At a meeting of the Food Governance Community of Practice, presenters have shared their experiences of electronic food vouchers as a means to curb food insecurity during South Africa’s Covid-19 lockdowns.
Old debates about ‘charity’ and welfare funding resurfaced during the Covid-19 lockdowns in 2020, notably around how benefactors could get their best value for their philanthropic buck.
Children at Levana Primary in Lavender Hill, Cape Town: Picture courtesy of Ashraf Hendricks/GroundUp (CC BY-ND 4.0)
As part of a broader suite of interventions, electronic food vouchers offered a timely, convenient solution as communities and households ran out of food overnight. The vouchers could be targeted at formal and informal organisations (like those running soup kitchens) as well as directly at individuals. They could be issued swiftly via mobile phone, eliminating infection-risky queues. In a local innovation, vouchers could be redeemed at both spaza shops – boosting local economies in the process – and larger retailers.
The vouchers also offered benefits to both funders and recipients. Donors, for instance, could to some degree monitor the spending of the vouchers. In turn, beneficiaries had greater choice in the goods they could buy, offering them some dignity and agency.
But for all their pros, there are still lessons to be learnt about the use of these electronic food vouchers. Especially in South Africa, where they are still something of a novelty.
That said, local organisations are getting the best out of such vouchers, shared presenters at the 31 August meeting of the by the Cape Food Governance Community of Practice (FG-CoP), affiliated with the DSI-NRF Centre of Excellence in Food Security (CoE-FS) at the University of the Western Cape (UWC). This network of scholars, government officials and civil-society representatives meets regularly to discuss the South African food system and the country’s food insecurity crisis.
At this meeting, Gill Cullinan of the Western Cape Economic Development Partnership (WCEDP), Michael Krause of Violence Prevention Through Urban Upgrading (VPUU), Vanessa Rheeder of the DG Murray Trust, and Craig Stewart of Mthunzi Network told of the trials, errors, and successes of the often-widespread voucher programmes they either ran or supported.
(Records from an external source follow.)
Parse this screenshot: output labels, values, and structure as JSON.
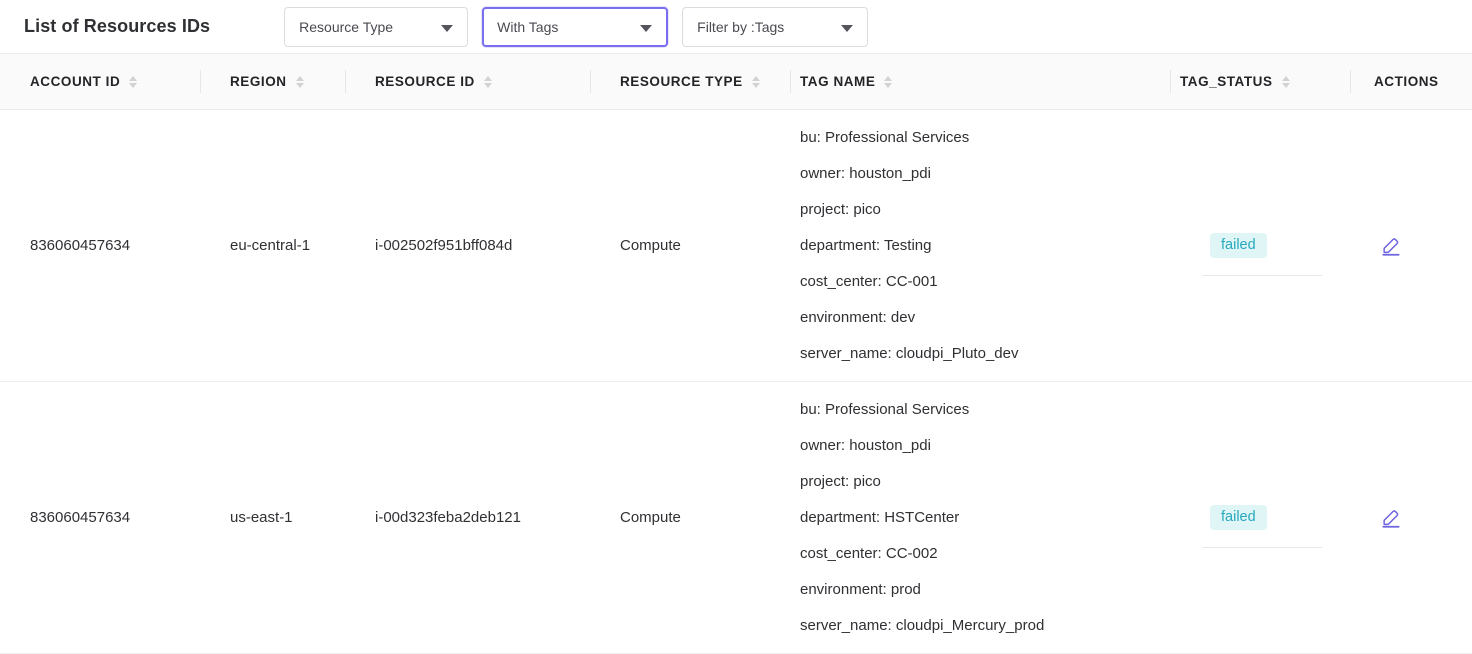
{
  "toolbar": {
    "title": "List of Resources IDs",
    "filters": [
      {
        "name": "resource-type",
        "label": "Resource Type",
        "focused": false
      },
      {
        "name": "with-tags",
        "label": "With Tags",
        "focused": true
      },
      {
        "name": "filter-by-tags",
        "label": "Filter by :Tags",
        "focused": false
      }
    ]
  },
  "colors": {
    "accent": "#7a6ff0",
    "badge_text": "#26a9bd",
    "badge_background": "#e0f5f6",
    "header_background": "#fafafa",
    "edit_icon": "#6c63e0"
  },
  "table": {
    "columns": [
      {
        "key": "account_id",
        "label": "ACCOUNT ID",
        "sortable": true,
        "divided": false
      },
      {
        "key": "region",
        "label": "REGION",
        "sortable": true,
        "divided": true
      },
      {
        "key": "resource_id",
        "label": "RESOURCE ID",
        "sortable": true,
        "divided": true
      },
      {
        "key": "resource_type",
        "label": "RESOURCE TYPE",
        "sortable": true,
        "divided": true
      },
      {
        "key": "tag_name",
        "label": "TAG NAME",
        "sortable": true,
        "divided": true
      },
      {
        "key": "tag_status",
        "label": "TAG_STATUS",
        "sortable": true,
        "divided": true
      },
      {
        "key": "actions",
        "label": "ACTIONS",
        "sortable": false,
        "divided": true
      }
    ],
    "rows": [
      {
        "account_id": "836060457634",
        "region": "eu-central-1",
        "resource_id": "i-002502f951bff084d",
        "resource_type": "Compute",
        "tags": [
          "bu: Professional Services",
          "owner: houston_pdi",
          "project: pico",
          "department: Testing",
          "cost_center: CC-001",
          "environment: dev",
          "server_name: cloudpi_Pluto_dev"
        ],
        "tag_status": "failed",
        "action": "edit"
      },
      {
        "account_id": "836060457634",
        "region": "us-east-1",
        "resource_id": "i-00d323feba2deb121",
        "resource_type": "Compute",
        "tags": [
          "bu: Professional Services",
          "owner: houston_pdi",
          "project: pico",
          "department: HSTCenter",
          "cost_center: CC-002",
          "environment: prod",
          "server_name: cloudpi_Mercury_prod"
        ],
        "tag_status": "failed",
        "action": "edit"
      }
    ]
  }
}
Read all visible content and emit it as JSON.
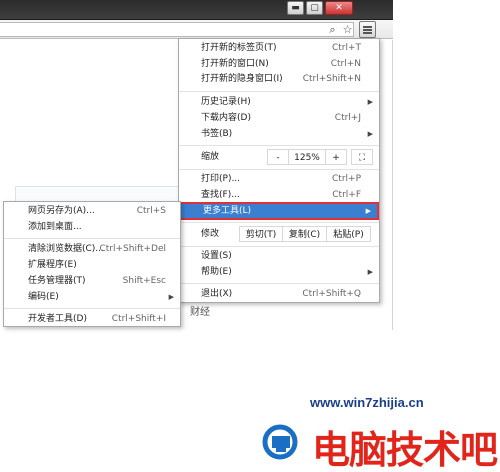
{
  "main_menu": {
    "items": [
      {
        "label": "打开新的标签页(T)",
        "shortcut": "Ctrl+T"
      },
      {
        "label": "打开新的窗口(N)",
        "shortcut": "Ctrl+N"
      },
      {
        "label": "打开新的隐身窗口(I)",
        "shortcut": "Ctrl+Shift+N"
      },
      {
        "label": "历史记录(H)",
        "shortcut": ""
      },
      {
        "label": "下载内容(D)",
        "shortcut": "Ctrl+J"
      },
      {
        "label": "书签(B)",
        "shortcut": ""
      },
      {
        "label": "打印(P)...",
        "shortcut": "Ctrl+P"
      },
      {
        "label": "查找(F)...",
        "shortcut": "Ctrl+F"
      },
      {
        "label": "更多工具(L)",
        "shortcut": ""
      },
      {
        "label": "设置(S)",
        "shortcut": ""
      },
      {
        "label": "帮助(E)",
        "shortcut": ""
      },
      {
        "label": "退出(X)",
        "shortcut": "Ctrl+Shift+Q"
      }
    ],
    "zoom": {
      "label": "缩放",
      "minus": "-",
      "value": "125%",
      "plus": "+",
      "fullscreen": "⛶"
    },
    "edit": {
      "label": "修改",
      "cut": "剪切(T)",
      "copy": "复制(C)",
      "paste": "粘贴(P)"
    }
  },
  "sub_menu": {
    "items": [
      {
        "label": "网页另存为(A)...",
        "shortcut": "Ctrl+S"
      },
      {
        "label": "添加到桌面...",
        "shortcut": ""
      },
      {
        "label": "清除浏览数据(C)...",
        "shortcut": "Ctrl+Shift+Del"
      },
      {
        "label": "扩展程序(E)",
        "shortcut": ""
      },
      {
        "label": "任务管理器(T)",
        "shortcut": "Shift+Esc"
      },
      {
        "label": "编码(E)",
        "shortcut": ""
      },
      {
        "label": "开发者工具(D)",
        "shortcut": "Ctrl+Shift+I"
      }
    ]
  },
  "page": {
    "fragment": "财经"
  },
  "watermark": {
    "url": "www.win7zhijia.cn",
    "text": "电脑技术吧"
  },
  "colors": {
    "highlight": "#3a7fd0",
    "highlight_border": "#e0303a",
    "watermark_red": "#e1251b",
    "watermark_blue": "#1a3f8a"
  },
  "icons": {
    "zoom": "zoom-icon",
    "star": "bookmark-star-icon",
    "menu": "hamburger-menu-icon"
  }
}
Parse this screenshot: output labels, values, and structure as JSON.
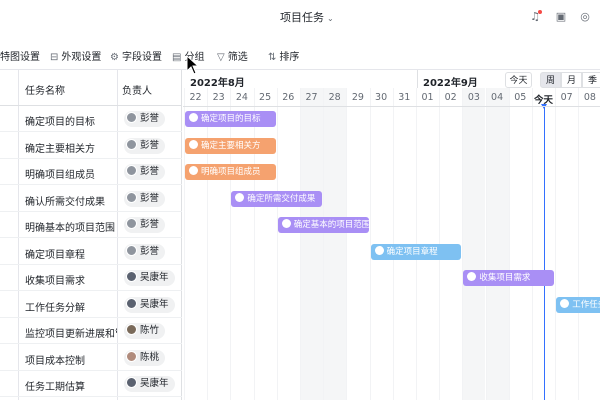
{
  "header": {
    "title": "项目任务",
    "title_chevron_icon": "chevron-down-icon",
    "icons": [
      "bell-icon",
      "box-icon",
      "compass-icon"
    ],
    "accent_color": "#3370ff"
  },
  "toolbar": {
    "items": [
      {
        "label": "甘特图设置",
        "visible_label": "特图设置",
        "icon": "gantt-settings-icon"
      },
      {
        "label": "外观设置",
        "icon": "appearance-icon"
      },
      {
        "label": "字段设置",
        "icon": "field-settings-icon"
      },
      {
        "label": "分组",
        "icon": "group-icon"
      },
      {
        "label": "筛选",
        "icon": "filter-icon"
      },
      {
        "label": "排序",
        "icon": "sort-icon"
      }
    ]
  },
  "table": {
    "columns": {
      "name": "任务名称",
      "owner": "负责人"
    },
    "rows": [
      {
        "name": "确定项目的目标",
        "owner": "彭誉"
      },
      {
        "name": "确定主要相关方",
        "owner": "彭誉"
      },
      {
        "name": "明确项目组成员",
        "owner": "彭誉"
      },
      {
        "name": "确认所需交付成果",
        "owner": "彭誉"
      },
      {
        "name": "明确基本的项目范围",
        "owner": "彭誉"
      },
      {
        "name": "确定项目章程",
        "owner": "彭誉"
      },
      {
        "name": "收集项目需求",
        "owner": "吴康年"
      },
      {
        "name": "工作任务分解",
        "owner": "吴康年"
      },
      {
        "name": "监控项目更新进展和管",
        "owner": "陈竹"
      },
      {
        "name": "项目成本控制",
        "owner": "陈桃"
      },
      {
        "name": "任务工期估算",
        "owner": "吴康年"
      }
    ]
  },
  "timeline": {
    "months": [
      "2022年8月",
      "2022年9月"
    ],
    "days": [
      "22",
      "23",
      "24",
      "25",
      "26",
      "27",
      "28",
      "29",
      "30",
      "31",
      "01",
      "02",
      "03",
      "04",
      "05",
      "今天",
      "07",
      "08"
    ],
    "today_label": "今天",
    "today_button": "今天",
    "view_buttons": [
      "周",
      "月",
      "季"
    ],
    "active_view": "周"
  },
  "bars": [
    {
      "label": "确定项目的目标",
      "color": "#a98ff5"
    },
    {
      "label": "确定主要相关方",
      "color": "#f5a26f"
    },
    {
      "label": "明确项目组成员",
      "color": "#f5a26f"
    },
    {
      "label": "确定所需交付成果",
      "color": "#a98ff5"
    },
    {
      "label": "确定基本的项目范围",
      "color": "#a98ff5"
    },
    {
      "label": "确定项目章程",
      "color": "#7ec1f2"
    },
    {
      "label": "收集项目需求",
      "color": "#a98ff5"
    },
    {
      "label": "工作任务",
      "color": "#7ec1f2"
    }
  ]
}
In turn, Florian Kroll of the Institute for Poverty, Land and Agrarian Studies (PLAAS) at UWC and one of the coordinators of the FG-CoP, also reported on a small voucher study conducted in the Langa township by the University.
Shenaaz Scott of the Mitchells Plain Community Action Network (CAN) and Khalif Abdulahi of a Khalif Langa Cash & Carry also told of their experiences of vouchers as, respectively, consumers and redeemers.
“It came at a time when it was needed – and it is still needed,” noted Scott of circumstances in her community. “The voucher programmes brought relief.”
Beyond that, it also taught the CAN – used to running on an informal, off-the-cuff footing and now for the first time having to report back to newfound funders – about “accountability” and the value of monitoring its spending, added Scott.
Among the recommendations put forward by the organisations was that digital vouchers, serving as more than just a technological solution, need dedicated and resourced teams to support the system and troubleshoot the inevitable hiccups.
Notwithstanding the challenges, digital vouchers have proven to be popular for a number of reasons. The VPUU, reported Krause, found the vouchers invaluable in targeting support to mothers and crèches. They also allowed organisations to address cumbersome logistical challenges as they were spared the time and effort of having to shop for, pack and deliver bulky food parcels. In addition, they circumvented the typical concerns of transferring funds to informal soup kitchens, for instance, many without even a bank account.
On paper at least, multi-stakeholder methods would offer a textbook approach to ‘wicked problems’ like food insecurity, pulling together as…